Among the shared sentiments are the usual suspects of health, wealth, success and any number of cliché greetings. Although well-meaning, most are superficial and at some point develop an aura of monotony. So I found myself considering, what in truth would be the most meaningful blessing one could impart on a good friend, a significant other, a family member or colleague. What would I wish most for myself?
I came across inspiration last weekend while working my way through the epic two volume biography of Vladimir Jabotinsky entitled "Lone Wolf," which was authored by famed historian Shmuel Katz over a period of seven years. Jabotinsky, as a very young man, before he had been introduced to Zionism, enjoyed tremendous popularity as a writer. In fact, Katz points out that the writer and dramatist Ansky was quoted as saying, "there isn't a beautiful woman in the world who enjoys as much adulation as did Jabotinsky in his young days in Odessa." Then, something occurred that changed his life forever. It didn't happen to him but to others, yet it affected him so deeply that his life's focus and purpose radically shifted. From the sixth to the eighth of April 1903 a pogrom took place in the Russian city Kishinev, during which 50 Jews were killed, hundreds more injured and many women raped. Katz writes that "Jabotinsky went to Kishinev to distribute food and clothing. He visited hospitals talked to eyewitnesses and burrowed through the ruins." From that point on, he adopted the cause of Zionism with all his being, championing it as a path to preserving Jewish pride, dignity and life.
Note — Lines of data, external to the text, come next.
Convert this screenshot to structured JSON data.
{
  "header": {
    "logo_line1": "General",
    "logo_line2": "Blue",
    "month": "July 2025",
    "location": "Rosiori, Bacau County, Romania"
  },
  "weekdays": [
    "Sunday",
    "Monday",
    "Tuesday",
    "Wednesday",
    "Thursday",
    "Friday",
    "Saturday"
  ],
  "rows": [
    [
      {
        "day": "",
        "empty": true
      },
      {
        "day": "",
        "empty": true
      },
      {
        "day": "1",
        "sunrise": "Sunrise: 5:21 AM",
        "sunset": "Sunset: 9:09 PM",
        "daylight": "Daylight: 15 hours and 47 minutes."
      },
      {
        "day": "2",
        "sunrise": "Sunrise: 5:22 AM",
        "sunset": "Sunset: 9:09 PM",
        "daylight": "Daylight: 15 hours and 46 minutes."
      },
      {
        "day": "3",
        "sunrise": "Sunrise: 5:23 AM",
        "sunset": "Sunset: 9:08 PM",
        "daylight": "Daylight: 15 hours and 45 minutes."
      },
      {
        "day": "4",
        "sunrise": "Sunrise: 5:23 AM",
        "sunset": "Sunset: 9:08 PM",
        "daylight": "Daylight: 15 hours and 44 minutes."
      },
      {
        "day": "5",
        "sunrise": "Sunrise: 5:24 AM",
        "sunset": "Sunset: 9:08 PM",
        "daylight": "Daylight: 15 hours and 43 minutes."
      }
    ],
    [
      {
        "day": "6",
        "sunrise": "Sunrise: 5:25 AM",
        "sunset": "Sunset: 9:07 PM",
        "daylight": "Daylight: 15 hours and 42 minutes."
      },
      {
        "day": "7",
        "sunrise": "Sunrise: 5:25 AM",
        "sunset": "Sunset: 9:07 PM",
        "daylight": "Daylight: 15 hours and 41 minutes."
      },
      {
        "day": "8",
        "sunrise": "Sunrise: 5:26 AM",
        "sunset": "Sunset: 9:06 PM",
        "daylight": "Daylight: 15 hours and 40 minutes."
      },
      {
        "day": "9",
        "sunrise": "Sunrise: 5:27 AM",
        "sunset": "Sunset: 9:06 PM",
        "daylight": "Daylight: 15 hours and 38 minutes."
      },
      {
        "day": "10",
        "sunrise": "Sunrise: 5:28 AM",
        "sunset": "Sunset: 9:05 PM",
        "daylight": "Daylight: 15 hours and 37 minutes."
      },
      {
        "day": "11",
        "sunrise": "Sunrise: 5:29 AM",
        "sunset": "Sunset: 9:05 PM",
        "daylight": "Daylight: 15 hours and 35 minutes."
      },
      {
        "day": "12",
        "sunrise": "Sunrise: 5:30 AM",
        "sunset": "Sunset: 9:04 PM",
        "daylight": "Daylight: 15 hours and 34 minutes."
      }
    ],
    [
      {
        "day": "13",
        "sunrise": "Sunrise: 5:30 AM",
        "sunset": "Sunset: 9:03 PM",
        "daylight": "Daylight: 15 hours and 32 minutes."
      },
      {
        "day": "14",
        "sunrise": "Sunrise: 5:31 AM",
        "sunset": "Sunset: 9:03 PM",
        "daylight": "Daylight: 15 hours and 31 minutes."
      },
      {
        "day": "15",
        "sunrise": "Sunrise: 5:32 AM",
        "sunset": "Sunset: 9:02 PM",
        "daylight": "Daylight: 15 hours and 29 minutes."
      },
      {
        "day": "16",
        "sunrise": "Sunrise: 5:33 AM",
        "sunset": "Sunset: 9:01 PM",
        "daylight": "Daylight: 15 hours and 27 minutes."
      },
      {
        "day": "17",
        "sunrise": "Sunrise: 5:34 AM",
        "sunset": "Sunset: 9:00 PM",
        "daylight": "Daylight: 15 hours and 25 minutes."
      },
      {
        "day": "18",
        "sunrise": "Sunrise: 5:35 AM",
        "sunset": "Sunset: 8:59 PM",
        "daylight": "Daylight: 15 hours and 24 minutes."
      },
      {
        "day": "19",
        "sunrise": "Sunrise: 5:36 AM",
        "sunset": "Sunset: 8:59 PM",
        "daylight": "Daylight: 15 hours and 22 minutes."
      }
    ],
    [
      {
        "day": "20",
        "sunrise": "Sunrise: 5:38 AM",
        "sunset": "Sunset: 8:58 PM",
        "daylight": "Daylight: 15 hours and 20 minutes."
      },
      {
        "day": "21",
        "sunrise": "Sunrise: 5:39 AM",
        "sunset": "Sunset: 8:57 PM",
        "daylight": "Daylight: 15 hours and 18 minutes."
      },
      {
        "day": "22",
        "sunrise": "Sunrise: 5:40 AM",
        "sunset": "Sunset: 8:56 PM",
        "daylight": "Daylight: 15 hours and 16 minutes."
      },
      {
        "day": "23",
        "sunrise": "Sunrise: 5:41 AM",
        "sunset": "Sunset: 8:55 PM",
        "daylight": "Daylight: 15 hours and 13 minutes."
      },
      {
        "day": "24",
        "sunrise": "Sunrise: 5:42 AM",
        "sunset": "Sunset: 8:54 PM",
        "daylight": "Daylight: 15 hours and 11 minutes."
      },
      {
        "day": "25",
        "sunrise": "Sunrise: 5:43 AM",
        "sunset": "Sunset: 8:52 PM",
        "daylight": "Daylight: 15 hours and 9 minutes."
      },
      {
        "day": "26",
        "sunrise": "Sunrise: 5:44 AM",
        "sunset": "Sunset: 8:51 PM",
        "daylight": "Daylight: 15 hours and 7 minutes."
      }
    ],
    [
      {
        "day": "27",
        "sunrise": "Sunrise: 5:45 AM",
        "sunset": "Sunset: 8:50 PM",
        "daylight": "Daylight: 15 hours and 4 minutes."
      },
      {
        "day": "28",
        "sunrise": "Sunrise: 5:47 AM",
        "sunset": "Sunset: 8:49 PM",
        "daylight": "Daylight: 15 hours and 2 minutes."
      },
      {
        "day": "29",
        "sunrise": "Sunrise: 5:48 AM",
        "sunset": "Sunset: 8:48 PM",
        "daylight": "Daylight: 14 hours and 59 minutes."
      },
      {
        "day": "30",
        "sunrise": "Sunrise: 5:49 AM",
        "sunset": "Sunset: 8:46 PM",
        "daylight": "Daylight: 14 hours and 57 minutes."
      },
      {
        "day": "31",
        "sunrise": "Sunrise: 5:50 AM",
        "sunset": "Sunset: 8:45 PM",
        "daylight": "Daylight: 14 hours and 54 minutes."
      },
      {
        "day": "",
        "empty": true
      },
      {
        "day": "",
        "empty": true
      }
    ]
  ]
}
One can't help but wonder what it was about Jabotinsky that compelled him to give up a life of comfort, renown and achievement to focus all his efforts and talents on attempting to actualize a distant dream which had a small chance of succeeding. How many people do you know who are that sensitive to the needs of others, who care deeply enough to uproot themselves from their set path of comfort and routine for the sake of the greater good?
The tragedy of Kishinev took place 108 years ago and the furor that it and other similar horrors provoked ultimately led to the rebirth of Jewish independent sovereignty. There is no question that to some degree the goal of Zionism has been achieved and Jews around the world are safer now than they have been throughout the last millennium. But one could argue that as long as Jewish lives are at risk on a day to day basis anywhere in the world Zionism has failed to deliver on all of its promises, necessitating that we establish for ourselves new goals and set about compiling a manifesto that will chart the course to their realization.
Modern day manifestations of Jewish persecution live on. On Friday, Asher Palmer and his 1-year-old son Yehonatan were killed in a terror attack. Did even an act as horrific as the Fogel family murder change anybody's life so significantly as to fuel a movement whose goals where designed to forever prevent it's repetition? I know in New York, most shook their heads, attended a memorial service and went about their daily lives.
It seems that the most profound New Year wish is one that calls for not only a better future for the recipient but on their capacity to create a better future for others. One that challenges their apathetic and indifferent status quo and calls upon them, in the words of Holocaust Survivor Elie Wiesel in a recent Algemeiner interview, to "think higher and feel deeper." To actually care.
British statesman Benjamin Disraeli said it best, "Life is too short to be little. Man is never so manly as when he feels deeply, acts boldly, and expresses himself with frankness and with fervor."